Alliteration aside, Askiisoft’s Katana Zero really is a damn good video game.
It’s also one where death is most certainly not eternal. Years in development, Katana Zero puts you in the shoes of a contract killer, set in a gritty, sci-fi- world, imbued with neon lights and rundown apartments.
Recently announced for an April 18th release on Switch and PC, we’ve spent a bit of time with Katana Zero and can tell you first hand that it’s top drawer awesome.
We’re affectionately calling this one Braid Runner because it gives you the ability to turn back time in a world Rick Deckard would know all too well.
See, one minute you’re gutting armed guards, strolling into cyberpunk-style bars and doing front flips.
The next, you’re sipping coffee, watching TV and discussing the state of your mental health in a series of fascinating, yet unsettling cutscenes.
But outside of the blood, guts and acrobatics, the game takes an interesting turn when you die. Just like in Braid you can stop the clock and go right back to the point before you first swung a sword.
In that sense, Katana Zero kind of blends the replayability of N++ with the aesthetic and style of Hotline Miami. Which, naturally, results in the same amount of deaths.
What makes KZ so interesting is that each section can be approached in different ways. For example, you could wait until a guard has his back to the door before kicking it in or you could take out a piece of the roof to fight enemies above you before fighting those in front of you.
The ability to rewind time gives you the time to think about each movement very carefully but also experiment with different fighting styles and techniques. Like deflecting bullets or setting off certain traps.
And where Katana Zero really starts to shine is when this mechanic becomes integral to the overall story and fundamentally twists the plot in new and unexpected ways. It starts to feel like less of a gimmick and more of a prominent plot device.
The conversations you have with your therapist start to shape the way you approach your contracts, how your relationships develop, the way you act in certain situations. It goes even further still as the experience slowly starts to tailor to your choices.
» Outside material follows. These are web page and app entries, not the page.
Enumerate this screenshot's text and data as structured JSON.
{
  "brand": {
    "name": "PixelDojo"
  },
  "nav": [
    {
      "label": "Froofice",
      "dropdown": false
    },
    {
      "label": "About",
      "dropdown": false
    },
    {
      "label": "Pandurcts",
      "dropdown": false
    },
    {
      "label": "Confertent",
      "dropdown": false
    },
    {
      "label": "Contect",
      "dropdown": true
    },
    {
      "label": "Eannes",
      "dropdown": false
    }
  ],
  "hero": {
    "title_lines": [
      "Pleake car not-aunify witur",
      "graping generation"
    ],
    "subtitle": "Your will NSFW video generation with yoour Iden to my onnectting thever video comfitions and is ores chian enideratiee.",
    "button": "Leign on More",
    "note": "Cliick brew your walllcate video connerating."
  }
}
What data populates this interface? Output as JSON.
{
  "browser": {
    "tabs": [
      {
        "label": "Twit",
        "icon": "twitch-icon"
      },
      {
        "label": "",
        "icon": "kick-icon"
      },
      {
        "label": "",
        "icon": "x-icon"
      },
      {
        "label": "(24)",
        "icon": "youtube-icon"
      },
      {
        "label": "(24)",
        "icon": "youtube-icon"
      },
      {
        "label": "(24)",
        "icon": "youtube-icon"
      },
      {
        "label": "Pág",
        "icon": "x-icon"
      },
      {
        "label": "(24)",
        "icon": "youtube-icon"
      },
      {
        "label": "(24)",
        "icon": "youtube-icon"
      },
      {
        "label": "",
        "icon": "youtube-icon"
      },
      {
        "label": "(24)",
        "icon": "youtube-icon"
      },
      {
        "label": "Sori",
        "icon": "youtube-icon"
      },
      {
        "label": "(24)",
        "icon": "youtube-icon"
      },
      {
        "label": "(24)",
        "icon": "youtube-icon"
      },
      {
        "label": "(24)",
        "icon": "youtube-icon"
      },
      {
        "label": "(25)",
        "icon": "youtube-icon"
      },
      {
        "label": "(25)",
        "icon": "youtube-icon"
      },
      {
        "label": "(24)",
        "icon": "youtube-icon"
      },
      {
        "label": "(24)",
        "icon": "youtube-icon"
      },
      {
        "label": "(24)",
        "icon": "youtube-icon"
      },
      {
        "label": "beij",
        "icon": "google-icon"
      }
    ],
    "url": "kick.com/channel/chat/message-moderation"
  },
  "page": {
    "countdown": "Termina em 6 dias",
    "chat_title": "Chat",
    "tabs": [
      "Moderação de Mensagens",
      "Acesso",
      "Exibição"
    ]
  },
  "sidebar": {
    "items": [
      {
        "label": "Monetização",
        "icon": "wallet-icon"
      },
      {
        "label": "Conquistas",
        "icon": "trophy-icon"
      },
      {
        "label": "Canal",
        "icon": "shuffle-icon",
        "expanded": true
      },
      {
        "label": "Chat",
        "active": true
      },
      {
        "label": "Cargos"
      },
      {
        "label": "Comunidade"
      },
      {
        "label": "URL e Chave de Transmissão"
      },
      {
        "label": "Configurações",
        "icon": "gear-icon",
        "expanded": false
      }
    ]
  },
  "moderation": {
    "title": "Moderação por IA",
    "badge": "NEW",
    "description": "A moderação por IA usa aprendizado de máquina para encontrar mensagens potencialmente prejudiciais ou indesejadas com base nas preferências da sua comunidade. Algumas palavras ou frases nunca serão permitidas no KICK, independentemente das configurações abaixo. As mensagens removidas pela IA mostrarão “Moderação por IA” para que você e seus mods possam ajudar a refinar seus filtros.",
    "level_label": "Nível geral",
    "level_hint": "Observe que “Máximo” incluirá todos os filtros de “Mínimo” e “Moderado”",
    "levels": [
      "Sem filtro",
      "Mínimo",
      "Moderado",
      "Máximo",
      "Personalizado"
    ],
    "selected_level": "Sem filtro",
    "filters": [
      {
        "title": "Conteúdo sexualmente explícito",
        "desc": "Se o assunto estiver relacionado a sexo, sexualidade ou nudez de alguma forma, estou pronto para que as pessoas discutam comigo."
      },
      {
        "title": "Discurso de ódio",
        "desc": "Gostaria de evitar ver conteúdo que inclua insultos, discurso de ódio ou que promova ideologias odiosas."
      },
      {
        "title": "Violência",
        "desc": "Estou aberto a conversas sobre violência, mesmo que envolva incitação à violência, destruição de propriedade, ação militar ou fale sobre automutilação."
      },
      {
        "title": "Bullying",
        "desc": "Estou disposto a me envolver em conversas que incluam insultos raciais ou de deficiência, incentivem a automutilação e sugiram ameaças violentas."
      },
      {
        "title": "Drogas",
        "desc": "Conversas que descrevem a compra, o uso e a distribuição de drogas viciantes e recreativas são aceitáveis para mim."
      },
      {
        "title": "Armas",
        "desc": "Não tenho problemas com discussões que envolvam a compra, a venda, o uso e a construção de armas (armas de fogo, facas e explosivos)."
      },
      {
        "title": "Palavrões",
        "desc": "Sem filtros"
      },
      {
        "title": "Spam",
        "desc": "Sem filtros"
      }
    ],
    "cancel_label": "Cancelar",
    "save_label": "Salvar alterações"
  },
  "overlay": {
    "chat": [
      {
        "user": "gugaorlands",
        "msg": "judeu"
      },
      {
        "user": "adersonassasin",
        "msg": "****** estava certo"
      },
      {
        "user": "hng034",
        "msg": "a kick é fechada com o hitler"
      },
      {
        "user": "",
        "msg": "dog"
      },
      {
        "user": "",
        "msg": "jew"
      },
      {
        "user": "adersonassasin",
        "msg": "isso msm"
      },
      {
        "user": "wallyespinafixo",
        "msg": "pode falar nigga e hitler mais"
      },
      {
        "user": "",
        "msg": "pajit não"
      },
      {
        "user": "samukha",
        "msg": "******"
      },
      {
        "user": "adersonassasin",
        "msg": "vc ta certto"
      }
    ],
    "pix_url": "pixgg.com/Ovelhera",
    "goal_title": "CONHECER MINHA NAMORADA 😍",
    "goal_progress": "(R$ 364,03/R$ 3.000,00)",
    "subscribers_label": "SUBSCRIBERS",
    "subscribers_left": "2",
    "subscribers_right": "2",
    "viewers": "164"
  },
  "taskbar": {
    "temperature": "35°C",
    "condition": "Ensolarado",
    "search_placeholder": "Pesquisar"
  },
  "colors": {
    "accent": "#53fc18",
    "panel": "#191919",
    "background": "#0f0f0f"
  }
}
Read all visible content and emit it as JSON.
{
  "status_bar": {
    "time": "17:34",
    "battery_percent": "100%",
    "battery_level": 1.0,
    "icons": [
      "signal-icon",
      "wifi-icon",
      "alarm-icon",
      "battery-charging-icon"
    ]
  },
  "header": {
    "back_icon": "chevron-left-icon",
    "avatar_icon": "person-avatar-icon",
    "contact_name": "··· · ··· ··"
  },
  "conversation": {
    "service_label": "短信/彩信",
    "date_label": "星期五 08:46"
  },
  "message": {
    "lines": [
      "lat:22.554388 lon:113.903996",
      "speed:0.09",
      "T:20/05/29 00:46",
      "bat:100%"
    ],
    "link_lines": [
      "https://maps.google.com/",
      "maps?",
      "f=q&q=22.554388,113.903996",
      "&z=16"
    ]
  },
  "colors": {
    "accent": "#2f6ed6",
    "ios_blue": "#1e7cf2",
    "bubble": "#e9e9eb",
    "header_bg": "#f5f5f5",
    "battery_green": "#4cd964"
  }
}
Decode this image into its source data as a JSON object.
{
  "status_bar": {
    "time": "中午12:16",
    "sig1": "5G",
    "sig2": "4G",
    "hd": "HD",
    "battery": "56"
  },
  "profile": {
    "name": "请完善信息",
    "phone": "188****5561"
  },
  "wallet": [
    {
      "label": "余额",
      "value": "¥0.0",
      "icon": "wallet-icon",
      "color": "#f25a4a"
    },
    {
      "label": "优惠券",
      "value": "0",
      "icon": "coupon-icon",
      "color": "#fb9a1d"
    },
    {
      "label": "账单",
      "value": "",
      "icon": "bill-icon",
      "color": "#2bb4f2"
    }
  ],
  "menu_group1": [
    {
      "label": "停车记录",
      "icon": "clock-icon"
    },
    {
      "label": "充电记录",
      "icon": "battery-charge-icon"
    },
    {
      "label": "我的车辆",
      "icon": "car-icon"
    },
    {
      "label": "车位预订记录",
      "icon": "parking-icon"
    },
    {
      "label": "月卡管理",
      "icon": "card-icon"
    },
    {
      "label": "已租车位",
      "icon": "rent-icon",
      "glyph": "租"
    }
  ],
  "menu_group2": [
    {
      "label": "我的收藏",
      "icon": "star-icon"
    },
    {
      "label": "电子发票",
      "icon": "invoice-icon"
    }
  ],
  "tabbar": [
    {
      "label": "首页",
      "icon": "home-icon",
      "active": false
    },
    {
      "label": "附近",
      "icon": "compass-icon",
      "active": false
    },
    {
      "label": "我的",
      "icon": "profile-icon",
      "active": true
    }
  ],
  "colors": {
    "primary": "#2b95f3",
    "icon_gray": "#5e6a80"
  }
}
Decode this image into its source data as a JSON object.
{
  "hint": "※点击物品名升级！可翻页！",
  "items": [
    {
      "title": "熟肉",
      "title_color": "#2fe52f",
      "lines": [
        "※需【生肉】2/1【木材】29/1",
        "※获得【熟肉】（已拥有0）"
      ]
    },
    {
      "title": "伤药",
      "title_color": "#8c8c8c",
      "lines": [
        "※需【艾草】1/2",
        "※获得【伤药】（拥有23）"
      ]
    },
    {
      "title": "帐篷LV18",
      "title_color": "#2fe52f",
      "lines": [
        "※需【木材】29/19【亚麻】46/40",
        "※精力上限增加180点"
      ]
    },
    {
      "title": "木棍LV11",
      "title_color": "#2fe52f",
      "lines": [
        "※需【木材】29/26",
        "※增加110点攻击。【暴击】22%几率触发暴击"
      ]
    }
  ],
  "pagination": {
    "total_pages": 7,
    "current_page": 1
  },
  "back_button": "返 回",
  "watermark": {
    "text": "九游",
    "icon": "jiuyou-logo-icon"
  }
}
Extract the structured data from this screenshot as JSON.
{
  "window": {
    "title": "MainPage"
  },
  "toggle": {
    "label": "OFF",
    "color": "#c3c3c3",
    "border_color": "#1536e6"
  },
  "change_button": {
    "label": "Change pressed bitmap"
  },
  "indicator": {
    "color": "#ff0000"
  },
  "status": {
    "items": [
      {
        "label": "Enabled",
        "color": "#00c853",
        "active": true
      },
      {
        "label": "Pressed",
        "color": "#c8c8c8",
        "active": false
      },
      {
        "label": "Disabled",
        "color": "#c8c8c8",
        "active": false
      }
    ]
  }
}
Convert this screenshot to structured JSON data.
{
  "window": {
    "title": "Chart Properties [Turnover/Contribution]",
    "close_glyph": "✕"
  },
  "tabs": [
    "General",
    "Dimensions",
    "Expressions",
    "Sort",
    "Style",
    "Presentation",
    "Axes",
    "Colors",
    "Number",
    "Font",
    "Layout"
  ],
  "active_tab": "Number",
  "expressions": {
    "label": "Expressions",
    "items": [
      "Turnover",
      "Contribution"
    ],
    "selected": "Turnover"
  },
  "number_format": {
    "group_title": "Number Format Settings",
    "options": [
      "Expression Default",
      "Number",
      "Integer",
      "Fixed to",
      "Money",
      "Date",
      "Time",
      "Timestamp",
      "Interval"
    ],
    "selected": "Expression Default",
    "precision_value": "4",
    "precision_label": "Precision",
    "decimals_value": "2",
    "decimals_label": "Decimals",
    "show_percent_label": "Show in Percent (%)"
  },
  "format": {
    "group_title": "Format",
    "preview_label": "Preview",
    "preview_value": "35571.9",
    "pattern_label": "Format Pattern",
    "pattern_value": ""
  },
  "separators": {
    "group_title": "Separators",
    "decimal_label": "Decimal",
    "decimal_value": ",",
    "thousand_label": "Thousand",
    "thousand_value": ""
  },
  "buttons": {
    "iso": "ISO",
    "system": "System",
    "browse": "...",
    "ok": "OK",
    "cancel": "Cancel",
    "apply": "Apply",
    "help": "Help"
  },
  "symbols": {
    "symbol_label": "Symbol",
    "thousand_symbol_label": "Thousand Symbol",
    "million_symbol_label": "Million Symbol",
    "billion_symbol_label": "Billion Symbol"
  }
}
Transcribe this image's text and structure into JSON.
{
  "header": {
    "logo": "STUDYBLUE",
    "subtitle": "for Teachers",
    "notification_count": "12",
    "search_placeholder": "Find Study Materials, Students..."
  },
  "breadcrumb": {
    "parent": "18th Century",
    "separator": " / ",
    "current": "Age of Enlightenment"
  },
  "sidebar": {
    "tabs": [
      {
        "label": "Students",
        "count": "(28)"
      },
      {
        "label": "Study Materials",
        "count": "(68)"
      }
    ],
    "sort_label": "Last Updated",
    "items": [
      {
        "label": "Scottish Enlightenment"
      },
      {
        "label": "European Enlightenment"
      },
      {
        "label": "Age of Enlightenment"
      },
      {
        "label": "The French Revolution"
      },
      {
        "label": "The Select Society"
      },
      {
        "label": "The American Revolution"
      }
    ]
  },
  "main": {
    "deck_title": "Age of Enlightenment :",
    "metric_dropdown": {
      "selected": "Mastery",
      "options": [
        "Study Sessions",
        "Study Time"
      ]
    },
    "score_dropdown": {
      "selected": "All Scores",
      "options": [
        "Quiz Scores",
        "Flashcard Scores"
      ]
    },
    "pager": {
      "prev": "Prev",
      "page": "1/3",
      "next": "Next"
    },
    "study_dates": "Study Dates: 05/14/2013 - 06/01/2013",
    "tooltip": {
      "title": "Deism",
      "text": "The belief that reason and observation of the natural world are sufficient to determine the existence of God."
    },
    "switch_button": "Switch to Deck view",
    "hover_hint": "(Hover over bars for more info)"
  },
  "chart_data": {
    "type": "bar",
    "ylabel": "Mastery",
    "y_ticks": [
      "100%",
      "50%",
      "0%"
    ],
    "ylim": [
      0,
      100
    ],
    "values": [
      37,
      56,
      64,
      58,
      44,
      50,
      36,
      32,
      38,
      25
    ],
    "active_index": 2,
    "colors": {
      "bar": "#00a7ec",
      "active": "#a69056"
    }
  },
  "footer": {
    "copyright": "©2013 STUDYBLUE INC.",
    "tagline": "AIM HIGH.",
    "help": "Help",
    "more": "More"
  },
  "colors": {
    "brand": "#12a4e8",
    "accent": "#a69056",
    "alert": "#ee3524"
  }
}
It’s a very smartly designed game that’s also incredibly atmospheric with its grungy, pulse-pounding soundtrack, tense setpieces, and glorious visual style. Askiisoft have absolutely nailed a retro-toned futuristic environment here.
What we have, then, is shaping up to be the most intense, exciting, indie game of the year. It’s tough, sometimes blood-boilingly frustrating, but there’s a real sense of gratification as you progress through contracts.
The purpose and development of the story is always at the forefront of your mind and often prompts the desire to progress in the face of sometimes harsh, seemingly insurmounable odds.
Make no mistake about it, narrative is the game’s greatest strength despite its addictive core and surprisingly in-depth strategic possibilities.
We haven’t had the chance to play all the way through as our build was in a previewable state, but we’ve seen enough to assure you that this is one you’ll want to keep both eyes on. A full review will come closer to launch.
Until then, we’ll just say Katana Zero is not only going to scratch the side-scrolling itch that’s been bothering you, it’s going to create a whole new collection of cravings. So bad, you’ll probably have to rewind and replay while you wait for the rest of the industry to catch up.
This preview is based on a build we played earlier this year and was kindly provided by the developer